Collected data
▬▬▬
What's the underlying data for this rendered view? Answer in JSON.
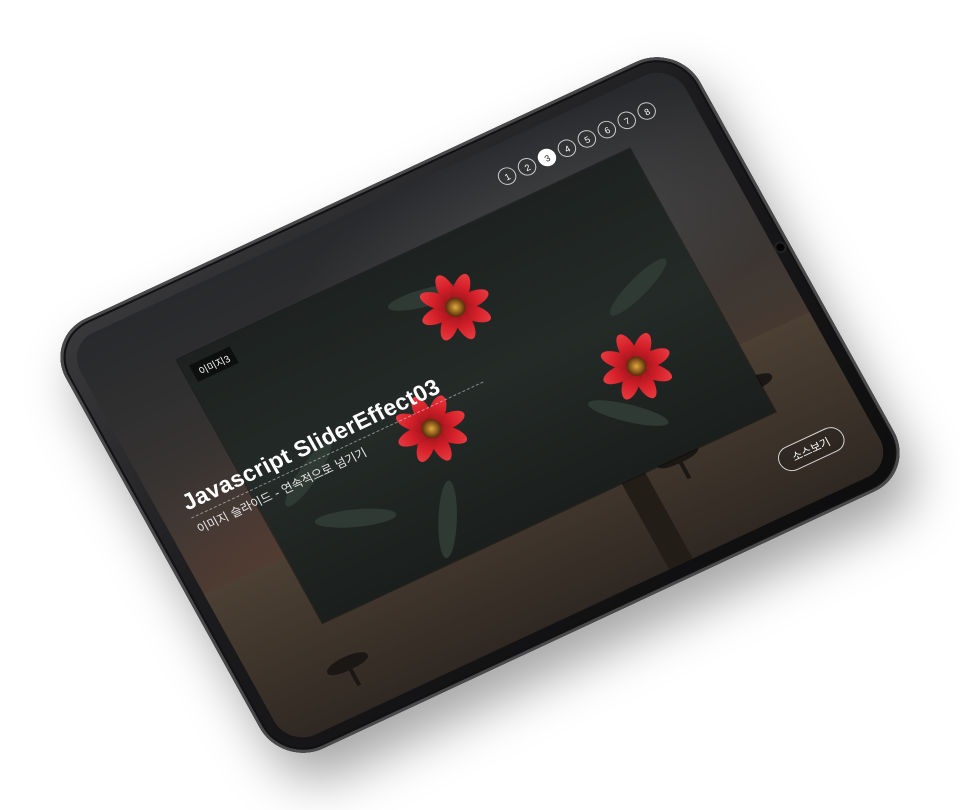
{
  "header": {
    "title": "Javascript SliderEffect03",
    "subtitle": "이미지 슬라이드 - 연속적으로 넘기기"
  },
  "pager": {
    "pages": [
      "1",
      "2",
      "3",
      "4",
      "5",
      "6",
      "7",
      "8"
    ],
    "active_index": 2
  },
  "slide": {
    "label": "이미지3",
    "image_subject": "red dahlia flowers on dark foliage"
  },
  "buttons": {
    "source_label": "소스보기"
  },
  "colors": {
    "petal": "#d4202a",
    "background": "#2c2d30",
    "text": "#ffffff"
  }
}
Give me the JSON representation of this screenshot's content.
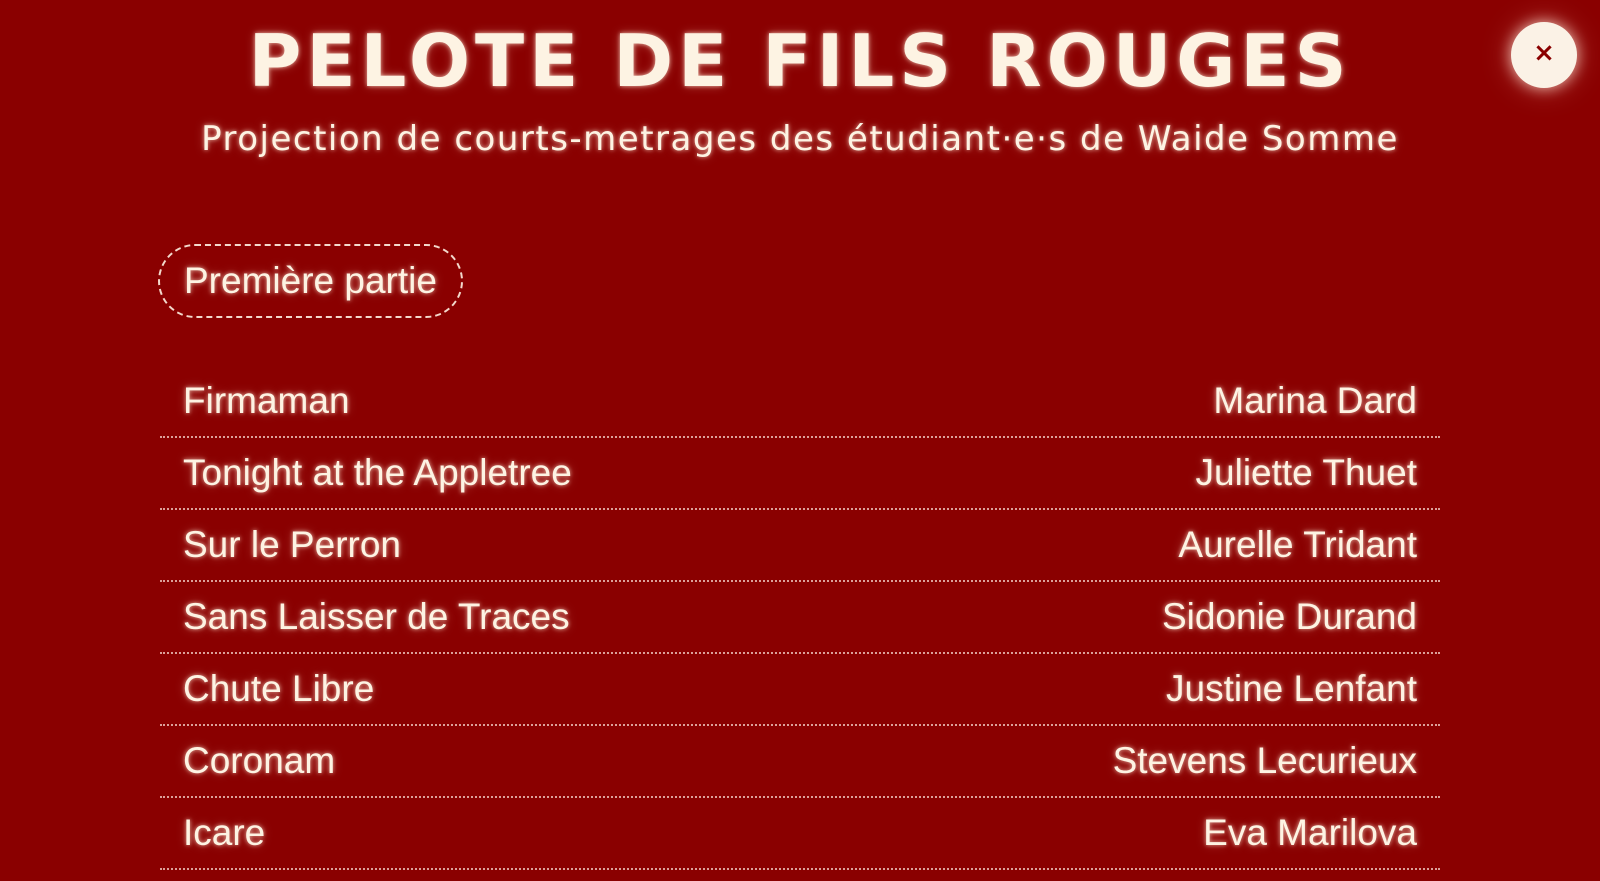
{
  "header": {
    "title": "PELOTE DE FILS ROUGES",
    "subtitle": "Projection de courts-metrages des étudiant·e·s de Waide Somme"
  },
  "close_button": {
    "label": "×",
    "icon": "close-icon"
  },
  "section": {
    "label": "Première partie"
  },
  "films": [
    {
      "title": "Firmaman",
      "author": "Marina Dard"
    },
    {
      "title": "Tonight at the Appletree",
      "author": "Juliette Thuet"
    },
    {
      "title": "Sur le Perron",
      "author": "Aurelle Tridant"
    },
    {
      "title": "Sans Laisser de Traces",
      "author": "Sidonie Durand"
    },
    {
      "title": "Chute Libre",
      "author": "Justine Lenfant"
    },
    {
      "title": "Coronam",
      "author": "Stevens Lecurieux"
    },
    {
      "title": "Icare",
      "author": "Eva Marilova"
    }
  ],
  "colors": {
    "background": "#8a0000",
    "text": "#fdf3e3",
    "close_button_bg": "#fbf2e6"
  }
}
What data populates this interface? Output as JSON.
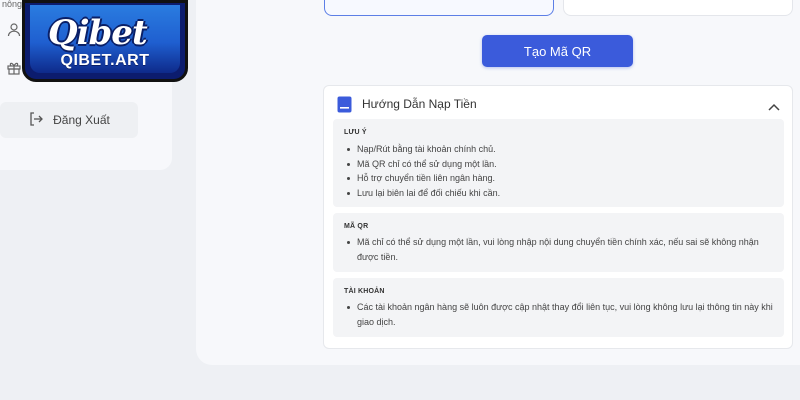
{
  "sidebar": {
    "partial_label": "nông",
    "logout_label": "Đăng Xuất"
  },
  "logo": {
    "brand": "Qibet",
    "domain": "QIBET.ART"
  },
  "actions": {
    "create_qr_label": "Tạo Mã QR"
  },
  "guide": {
    "title": "Hướng Dẫn Nạp Tiền",
    "expanded": true,
    "sections": [
      {
        "heading": "LƯU Ý",
        "items": [
          "Nạp/Rút bằng tài khoản chính chủ.",
          "Mã QR chỉ có thể sử dụng một lần.",
          "Hỗ trợ chuyển tiền liên ngân hàng.",
          "Lưu lại biên lai để đối chiếu khi cần."
        ]
      },
      {
        "heading": "MÃ QR",
        "items": [
          "Mã chỉ có thể sử dụng một lần, vui lòng nhập nội dung chuyển tiền chính xác, nếu sai sẽ không nhận được tiền."
        ]
      },
      {
        "heading": "TÀI KHOẢN",
        "items": [
          "Các tài khoản ngân hàng sẽ luôn được cập nhật thay đổi liên tục, vui lòng không lưu lại thông tin này khi giao dịch."
        ]
      }
    ]
  },
  "colors": {
    "primary": "#3b5bdb",
    "page_bg": "#eef0f4",
    "panel_bg": "#f7f8fb",
    "section_bg": "#f3f4f6"
  }
}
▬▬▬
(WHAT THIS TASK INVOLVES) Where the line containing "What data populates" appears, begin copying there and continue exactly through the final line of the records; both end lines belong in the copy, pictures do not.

(EXPECTED ANSWER)
What data populates this interface? Output as JSON.
{
  "sidebar": {
    "partial_label": "nông",
    "logout_label": "Đăng Xuất"
  },
  "logo": {
    "brand": "Qibet",
    "domain": "QIBET.ART"
  },
  "actions": {
    "create_qr_label": "Tạo Mã QR"
  },
  "guide": {
    "title": "Hướng Dẫn Nạp Tiền",
    "expanded": true,
    "sections": [
      {
        "heading": "LƯU Ý",
        "items": [
          "Nạp/Rút bằng tài khoản chính chủ.",
          "Mã QR chỉ có thể sử dụng một lần.",
          "Hỗ trợ chuyển tiền liên ngân hàng.",
          "Lưu lại biên lai để đối chiếu khi cần."
        ]
      },
      {
        "heading": "MÃ QR",
        "items": [
          "Mã chỉ có thể sử dụng một lần, vui lòng nhập nội dung chuyển tiền chính xác, nếu sai sẽ không nhận được tiền."
        ]
      },
      {
        "heading": "TÀI KHOẢN",
        "items": [
          "Các tài khoản ngân hàng sẽ luôn được cập nhật thay đổi liên tục, vui lòng không lưu lại thông tin này khi giao dịch."
        ]
      }
    ]
  },
  "colors": {
    "primary": "#3b5bdb",
    "page_bg": "#eef0f4",
    "panel_bg": "#f7f8fb",
    "section_bg": "#f3f4f6"
  }
}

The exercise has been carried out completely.